Although Lockheed Martin is nearing completion on the Space Fence, which uses ground-based radars to detect the movement of orbital bodies, Griffen cautions that ground-based radars aren’t the answer to the hypersonic threat, even if they do enter into low earth orbit along their parabolic trajectories.

“You would need a lot of radars that are very expensive, and themselves become targets,” Griffin said. “That’s not an acceptable defensive posture. The only way to see these things coming is from space.”

Although it would be expensive to launch a constellation of small satellites tasked specifically with monitoring for hypersonic missile launches, it would certainly be cheaper than building new, large platforms for the same task. While the U.S. already has a series of satellites in orbit that look for ballistic missile launches, hypersonic platforms produce significantly less light than an ICBM does upon launch, making their detection harder to manage from space with existing platforms. However, despite this challenge, Griffin points out that the technology required already exists — it’s just a matter of making hypersonic missile defense a priority.

“We know that this can be done,” said Griffin. “To me, this is not a technology challenge, this is a policy decision. Is the United States going to deploy a space layer so we can track the Chinese hypersonic threat from cloud break forward? The answer had better be yes.”

While there has been discussion about mounting space-based interceptors for America’s missile defense, Griffin pointed out that such a methodology wouldn’t be effective against hypersonic missiles. While some do follow the arched trajectory of traditional missiles, others travel at a nearly completely horizontal axis, near to the surface of the earth. In either event, attempts at space-based intercepts would likely fail — but early detection could bolster the effectiveness of surface level defense strategies like lasers.

“The future of missile defense, especially in acquisition, tracking and assessment of threats resides in space,” said Kenneth Todorov, Northrop Grumman vice president of missile defense solutions. He also previously served as the deputy director of the Missile Defense Agency. “Ground systems are still relevant, but in the future, the space layer is an imperative.”

Featured image: In the small satellite space, an intrepid team at NASA has figured out that a stock Android phone can work just fine as a low-cost satellite (it has a better processor than many satellites, and decent multi-axis sensors and GPS. They already know it works in a vacuum.) This picture shows such a phone mounted in a cubesat chassis with extra batteries and a yellow metal tape measure for an antenna. | NASA Ames Research Center

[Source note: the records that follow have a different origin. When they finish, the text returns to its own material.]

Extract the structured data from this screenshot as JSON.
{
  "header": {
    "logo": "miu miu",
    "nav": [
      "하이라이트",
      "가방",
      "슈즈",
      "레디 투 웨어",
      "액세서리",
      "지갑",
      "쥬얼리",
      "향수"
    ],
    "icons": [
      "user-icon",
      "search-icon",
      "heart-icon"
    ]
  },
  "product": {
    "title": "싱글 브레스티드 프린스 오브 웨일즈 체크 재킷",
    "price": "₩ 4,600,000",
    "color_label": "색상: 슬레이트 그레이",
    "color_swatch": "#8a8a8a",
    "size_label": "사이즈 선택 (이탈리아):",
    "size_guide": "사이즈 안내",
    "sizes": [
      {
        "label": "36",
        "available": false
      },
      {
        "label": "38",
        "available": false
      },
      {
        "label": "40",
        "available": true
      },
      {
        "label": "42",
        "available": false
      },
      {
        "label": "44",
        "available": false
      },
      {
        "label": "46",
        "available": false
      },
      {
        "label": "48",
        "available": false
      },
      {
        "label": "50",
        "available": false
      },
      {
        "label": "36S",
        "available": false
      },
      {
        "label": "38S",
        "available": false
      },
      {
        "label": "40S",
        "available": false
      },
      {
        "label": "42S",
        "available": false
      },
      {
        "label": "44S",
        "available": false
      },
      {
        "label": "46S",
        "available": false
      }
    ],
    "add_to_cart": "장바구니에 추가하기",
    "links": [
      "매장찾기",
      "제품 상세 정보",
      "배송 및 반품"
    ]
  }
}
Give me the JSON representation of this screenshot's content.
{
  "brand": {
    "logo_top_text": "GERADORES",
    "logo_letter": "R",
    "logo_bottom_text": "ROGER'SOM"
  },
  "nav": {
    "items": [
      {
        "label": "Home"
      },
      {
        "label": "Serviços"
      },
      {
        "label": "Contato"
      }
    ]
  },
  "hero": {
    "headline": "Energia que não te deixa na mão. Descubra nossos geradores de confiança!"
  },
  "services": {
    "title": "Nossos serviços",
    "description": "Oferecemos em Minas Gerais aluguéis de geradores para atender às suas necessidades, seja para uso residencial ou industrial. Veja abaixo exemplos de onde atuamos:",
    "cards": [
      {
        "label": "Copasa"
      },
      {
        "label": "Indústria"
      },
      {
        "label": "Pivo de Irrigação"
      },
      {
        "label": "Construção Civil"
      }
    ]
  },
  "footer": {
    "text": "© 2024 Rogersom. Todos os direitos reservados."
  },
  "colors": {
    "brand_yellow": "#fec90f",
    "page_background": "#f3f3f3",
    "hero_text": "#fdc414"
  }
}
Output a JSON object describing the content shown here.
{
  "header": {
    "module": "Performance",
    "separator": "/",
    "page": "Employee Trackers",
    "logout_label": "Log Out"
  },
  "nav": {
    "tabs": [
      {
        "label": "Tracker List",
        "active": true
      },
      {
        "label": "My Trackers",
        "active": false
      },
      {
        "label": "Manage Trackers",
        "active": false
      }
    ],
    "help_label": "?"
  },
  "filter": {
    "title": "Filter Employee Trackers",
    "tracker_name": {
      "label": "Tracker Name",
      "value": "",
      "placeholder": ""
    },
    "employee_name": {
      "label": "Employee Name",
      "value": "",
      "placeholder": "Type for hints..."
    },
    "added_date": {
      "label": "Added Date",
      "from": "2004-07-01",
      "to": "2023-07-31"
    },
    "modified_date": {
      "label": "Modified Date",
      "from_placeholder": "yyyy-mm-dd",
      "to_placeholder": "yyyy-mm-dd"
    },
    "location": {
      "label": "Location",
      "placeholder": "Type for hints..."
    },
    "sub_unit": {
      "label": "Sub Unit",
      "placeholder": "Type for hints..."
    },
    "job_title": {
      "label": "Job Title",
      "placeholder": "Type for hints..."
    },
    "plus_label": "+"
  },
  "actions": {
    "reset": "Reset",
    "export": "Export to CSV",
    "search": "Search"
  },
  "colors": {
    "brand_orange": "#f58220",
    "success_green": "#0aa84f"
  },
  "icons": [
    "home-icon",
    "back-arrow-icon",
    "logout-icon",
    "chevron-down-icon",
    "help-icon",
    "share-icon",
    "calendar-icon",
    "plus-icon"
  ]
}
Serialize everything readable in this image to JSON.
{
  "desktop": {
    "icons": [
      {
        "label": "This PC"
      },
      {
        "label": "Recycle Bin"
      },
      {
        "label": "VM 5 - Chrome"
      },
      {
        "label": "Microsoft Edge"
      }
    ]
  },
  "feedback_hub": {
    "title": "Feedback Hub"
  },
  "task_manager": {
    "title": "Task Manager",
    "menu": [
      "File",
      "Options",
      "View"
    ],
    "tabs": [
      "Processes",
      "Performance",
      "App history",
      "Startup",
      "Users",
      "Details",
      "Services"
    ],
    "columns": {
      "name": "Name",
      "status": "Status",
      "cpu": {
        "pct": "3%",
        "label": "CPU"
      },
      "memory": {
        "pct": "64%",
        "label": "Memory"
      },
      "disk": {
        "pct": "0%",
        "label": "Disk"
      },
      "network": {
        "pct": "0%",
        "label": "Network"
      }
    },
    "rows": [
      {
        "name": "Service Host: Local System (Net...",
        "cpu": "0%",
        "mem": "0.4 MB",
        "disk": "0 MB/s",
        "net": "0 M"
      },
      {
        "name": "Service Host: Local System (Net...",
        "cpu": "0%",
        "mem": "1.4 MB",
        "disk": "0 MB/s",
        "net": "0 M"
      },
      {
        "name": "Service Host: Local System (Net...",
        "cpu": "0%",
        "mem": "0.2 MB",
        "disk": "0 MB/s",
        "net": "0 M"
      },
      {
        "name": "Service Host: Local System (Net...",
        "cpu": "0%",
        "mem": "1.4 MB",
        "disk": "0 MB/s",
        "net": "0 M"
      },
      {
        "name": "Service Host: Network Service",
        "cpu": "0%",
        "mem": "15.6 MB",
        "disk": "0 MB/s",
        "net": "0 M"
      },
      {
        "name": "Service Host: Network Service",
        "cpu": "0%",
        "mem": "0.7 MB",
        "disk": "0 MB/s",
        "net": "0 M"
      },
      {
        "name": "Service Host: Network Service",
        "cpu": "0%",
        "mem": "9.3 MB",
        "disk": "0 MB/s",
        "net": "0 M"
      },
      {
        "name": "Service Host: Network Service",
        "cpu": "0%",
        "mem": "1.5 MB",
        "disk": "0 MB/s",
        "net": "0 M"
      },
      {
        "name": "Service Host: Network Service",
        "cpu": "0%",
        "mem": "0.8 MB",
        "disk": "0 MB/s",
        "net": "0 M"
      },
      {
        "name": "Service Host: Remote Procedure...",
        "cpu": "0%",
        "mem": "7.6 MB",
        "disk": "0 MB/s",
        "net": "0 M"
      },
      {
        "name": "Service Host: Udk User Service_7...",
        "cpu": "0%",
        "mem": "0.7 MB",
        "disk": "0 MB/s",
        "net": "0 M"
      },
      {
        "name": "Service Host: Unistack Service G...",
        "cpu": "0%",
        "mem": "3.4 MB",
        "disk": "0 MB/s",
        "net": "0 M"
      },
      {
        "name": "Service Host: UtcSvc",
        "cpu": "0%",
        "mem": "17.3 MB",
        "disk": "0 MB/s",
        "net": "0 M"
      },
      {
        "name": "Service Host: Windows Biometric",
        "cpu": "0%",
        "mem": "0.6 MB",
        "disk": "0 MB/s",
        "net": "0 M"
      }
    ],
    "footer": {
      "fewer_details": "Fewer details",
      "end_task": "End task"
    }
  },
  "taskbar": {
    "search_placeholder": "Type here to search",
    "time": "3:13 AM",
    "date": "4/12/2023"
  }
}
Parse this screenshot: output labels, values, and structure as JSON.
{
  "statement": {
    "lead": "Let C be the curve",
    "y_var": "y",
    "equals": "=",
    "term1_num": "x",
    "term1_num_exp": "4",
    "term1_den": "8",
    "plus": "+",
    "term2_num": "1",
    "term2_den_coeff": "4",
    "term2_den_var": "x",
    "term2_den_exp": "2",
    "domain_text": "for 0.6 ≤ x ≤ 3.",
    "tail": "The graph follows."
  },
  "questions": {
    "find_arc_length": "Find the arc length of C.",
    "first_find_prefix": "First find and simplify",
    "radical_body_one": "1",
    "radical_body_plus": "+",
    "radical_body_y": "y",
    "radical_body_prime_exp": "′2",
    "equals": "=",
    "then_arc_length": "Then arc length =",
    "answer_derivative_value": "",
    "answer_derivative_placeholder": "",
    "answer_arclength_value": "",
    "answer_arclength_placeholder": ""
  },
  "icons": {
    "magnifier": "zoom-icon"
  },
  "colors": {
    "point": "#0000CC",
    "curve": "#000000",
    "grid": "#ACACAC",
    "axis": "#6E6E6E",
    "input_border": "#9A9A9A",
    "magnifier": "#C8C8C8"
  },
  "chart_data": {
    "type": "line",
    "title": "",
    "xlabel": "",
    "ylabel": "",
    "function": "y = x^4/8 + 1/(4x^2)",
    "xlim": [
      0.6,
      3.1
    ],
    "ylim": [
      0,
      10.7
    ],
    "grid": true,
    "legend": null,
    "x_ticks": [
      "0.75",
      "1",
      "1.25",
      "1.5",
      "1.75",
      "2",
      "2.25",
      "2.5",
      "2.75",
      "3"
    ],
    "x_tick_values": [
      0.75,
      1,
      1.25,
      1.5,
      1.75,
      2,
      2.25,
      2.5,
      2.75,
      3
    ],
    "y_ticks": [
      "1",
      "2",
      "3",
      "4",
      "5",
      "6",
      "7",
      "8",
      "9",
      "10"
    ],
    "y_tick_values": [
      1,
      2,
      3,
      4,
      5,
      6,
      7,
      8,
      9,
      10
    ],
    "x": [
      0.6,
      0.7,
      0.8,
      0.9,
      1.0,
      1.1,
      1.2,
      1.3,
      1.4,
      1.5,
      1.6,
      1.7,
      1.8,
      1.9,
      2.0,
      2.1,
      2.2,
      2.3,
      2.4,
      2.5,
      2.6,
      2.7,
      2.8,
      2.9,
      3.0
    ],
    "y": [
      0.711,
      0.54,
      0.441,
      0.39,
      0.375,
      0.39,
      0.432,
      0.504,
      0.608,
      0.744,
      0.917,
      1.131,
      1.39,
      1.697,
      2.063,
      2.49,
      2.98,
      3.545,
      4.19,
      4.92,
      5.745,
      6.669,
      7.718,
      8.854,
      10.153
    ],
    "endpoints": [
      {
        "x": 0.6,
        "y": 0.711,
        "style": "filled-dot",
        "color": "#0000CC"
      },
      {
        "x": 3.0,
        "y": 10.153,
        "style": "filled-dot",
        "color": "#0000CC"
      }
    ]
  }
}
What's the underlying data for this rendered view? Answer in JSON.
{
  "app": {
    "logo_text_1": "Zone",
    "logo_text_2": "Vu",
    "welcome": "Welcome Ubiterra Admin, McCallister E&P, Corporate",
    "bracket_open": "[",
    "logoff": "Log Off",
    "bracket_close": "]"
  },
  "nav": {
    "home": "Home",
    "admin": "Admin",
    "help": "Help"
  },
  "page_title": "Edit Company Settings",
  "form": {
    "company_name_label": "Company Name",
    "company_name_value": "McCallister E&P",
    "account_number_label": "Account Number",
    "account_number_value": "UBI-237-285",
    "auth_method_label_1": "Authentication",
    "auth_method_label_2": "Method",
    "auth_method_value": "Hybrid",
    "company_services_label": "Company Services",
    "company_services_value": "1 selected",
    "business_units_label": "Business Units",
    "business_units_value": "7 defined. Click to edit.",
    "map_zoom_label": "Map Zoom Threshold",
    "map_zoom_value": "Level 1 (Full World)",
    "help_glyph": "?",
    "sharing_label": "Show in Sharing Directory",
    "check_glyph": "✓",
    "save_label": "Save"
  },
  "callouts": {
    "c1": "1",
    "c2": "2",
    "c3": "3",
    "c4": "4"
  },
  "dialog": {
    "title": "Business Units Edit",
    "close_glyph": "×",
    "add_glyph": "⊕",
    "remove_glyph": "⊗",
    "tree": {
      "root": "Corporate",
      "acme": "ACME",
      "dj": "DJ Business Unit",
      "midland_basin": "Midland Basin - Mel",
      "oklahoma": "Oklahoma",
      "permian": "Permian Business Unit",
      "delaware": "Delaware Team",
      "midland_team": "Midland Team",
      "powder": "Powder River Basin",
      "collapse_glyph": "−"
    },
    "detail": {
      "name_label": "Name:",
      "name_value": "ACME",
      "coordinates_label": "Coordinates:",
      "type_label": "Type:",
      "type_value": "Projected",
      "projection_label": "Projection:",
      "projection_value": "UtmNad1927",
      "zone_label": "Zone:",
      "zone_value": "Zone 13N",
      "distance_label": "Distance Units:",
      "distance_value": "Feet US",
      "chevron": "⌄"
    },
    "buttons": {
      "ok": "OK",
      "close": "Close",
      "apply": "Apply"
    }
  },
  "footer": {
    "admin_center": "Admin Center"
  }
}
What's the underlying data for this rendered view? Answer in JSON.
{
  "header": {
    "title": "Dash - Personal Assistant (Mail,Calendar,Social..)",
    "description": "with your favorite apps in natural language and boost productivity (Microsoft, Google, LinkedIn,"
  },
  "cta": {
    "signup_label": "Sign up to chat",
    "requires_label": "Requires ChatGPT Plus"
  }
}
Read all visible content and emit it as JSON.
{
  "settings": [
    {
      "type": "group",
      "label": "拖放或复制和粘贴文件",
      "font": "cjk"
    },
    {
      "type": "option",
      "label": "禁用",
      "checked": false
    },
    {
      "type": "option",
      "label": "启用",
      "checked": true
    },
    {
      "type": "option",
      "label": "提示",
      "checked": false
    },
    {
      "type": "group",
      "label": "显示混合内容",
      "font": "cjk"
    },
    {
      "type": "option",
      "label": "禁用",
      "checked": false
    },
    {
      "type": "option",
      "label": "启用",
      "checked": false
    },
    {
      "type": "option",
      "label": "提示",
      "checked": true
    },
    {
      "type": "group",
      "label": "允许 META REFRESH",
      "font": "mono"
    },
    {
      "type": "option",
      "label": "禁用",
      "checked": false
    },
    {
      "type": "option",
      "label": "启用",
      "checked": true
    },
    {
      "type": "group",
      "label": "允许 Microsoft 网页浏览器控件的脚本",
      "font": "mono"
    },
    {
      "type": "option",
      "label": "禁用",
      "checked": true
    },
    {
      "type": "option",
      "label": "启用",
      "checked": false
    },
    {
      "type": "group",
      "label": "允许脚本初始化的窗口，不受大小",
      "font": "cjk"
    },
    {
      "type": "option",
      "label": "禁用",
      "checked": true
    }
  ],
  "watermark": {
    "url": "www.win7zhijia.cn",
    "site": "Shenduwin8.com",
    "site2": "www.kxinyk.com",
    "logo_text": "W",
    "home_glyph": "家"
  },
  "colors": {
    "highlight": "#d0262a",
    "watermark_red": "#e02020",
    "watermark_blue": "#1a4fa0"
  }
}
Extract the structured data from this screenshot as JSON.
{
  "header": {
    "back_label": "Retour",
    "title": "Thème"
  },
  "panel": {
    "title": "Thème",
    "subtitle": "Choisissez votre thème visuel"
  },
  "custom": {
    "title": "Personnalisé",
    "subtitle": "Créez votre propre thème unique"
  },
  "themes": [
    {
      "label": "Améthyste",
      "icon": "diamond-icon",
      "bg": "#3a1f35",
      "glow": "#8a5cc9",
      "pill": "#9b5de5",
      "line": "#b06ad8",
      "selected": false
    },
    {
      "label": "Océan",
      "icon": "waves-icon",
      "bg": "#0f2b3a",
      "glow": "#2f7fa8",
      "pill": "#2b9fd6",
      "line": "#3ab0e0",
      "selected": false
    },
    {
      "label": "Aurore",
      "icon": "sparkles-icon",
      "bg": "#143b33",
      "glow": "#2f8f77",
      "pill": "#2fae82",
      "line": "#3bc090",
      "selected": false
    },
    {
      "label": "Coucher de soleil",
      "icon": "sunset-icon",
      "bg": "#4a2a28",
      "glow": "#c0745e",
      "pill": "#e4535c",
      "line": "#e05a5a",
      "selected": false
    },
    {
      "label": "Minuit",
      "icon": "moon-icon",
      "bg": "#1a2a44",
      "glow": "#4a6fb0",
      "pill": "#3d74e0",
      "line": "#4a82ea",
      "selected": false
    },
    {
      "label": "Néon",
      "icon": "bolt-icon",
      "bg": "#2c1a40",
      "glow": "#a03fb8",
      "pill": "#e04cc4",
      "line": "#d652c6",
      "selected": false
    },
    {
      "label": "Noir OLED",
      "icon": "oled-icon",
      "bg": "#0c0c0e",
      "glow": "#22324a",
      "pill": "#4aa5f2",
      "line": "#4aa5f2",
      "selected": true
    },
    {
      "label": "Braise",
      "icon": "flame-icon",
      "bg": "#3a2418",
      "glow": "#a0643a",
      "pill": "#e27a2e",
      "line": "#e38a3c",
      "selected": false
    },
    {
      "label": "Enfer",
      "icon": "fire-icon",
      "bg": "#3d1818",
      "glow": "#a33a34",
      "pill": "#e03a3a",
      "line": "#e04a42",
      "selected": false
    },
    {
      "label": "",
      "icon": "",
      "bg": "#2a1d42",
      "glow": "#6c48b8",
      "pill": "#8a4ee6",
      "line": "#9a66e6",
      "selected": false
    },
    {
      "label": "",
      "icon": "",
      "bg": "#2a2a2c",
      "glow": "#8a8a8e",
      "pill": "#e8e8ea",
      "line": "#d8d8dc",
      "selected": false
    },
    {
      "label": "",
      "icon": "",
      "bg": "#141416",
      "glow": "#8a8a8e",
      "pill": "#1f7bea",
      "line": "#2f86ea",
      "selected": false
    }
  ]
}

If you enjoyed this article, please consider supporting our Veteran Editorial by becoming a SOFREP subscriber. Click here to get 3 months of full ad-free access for only $1 $29.97.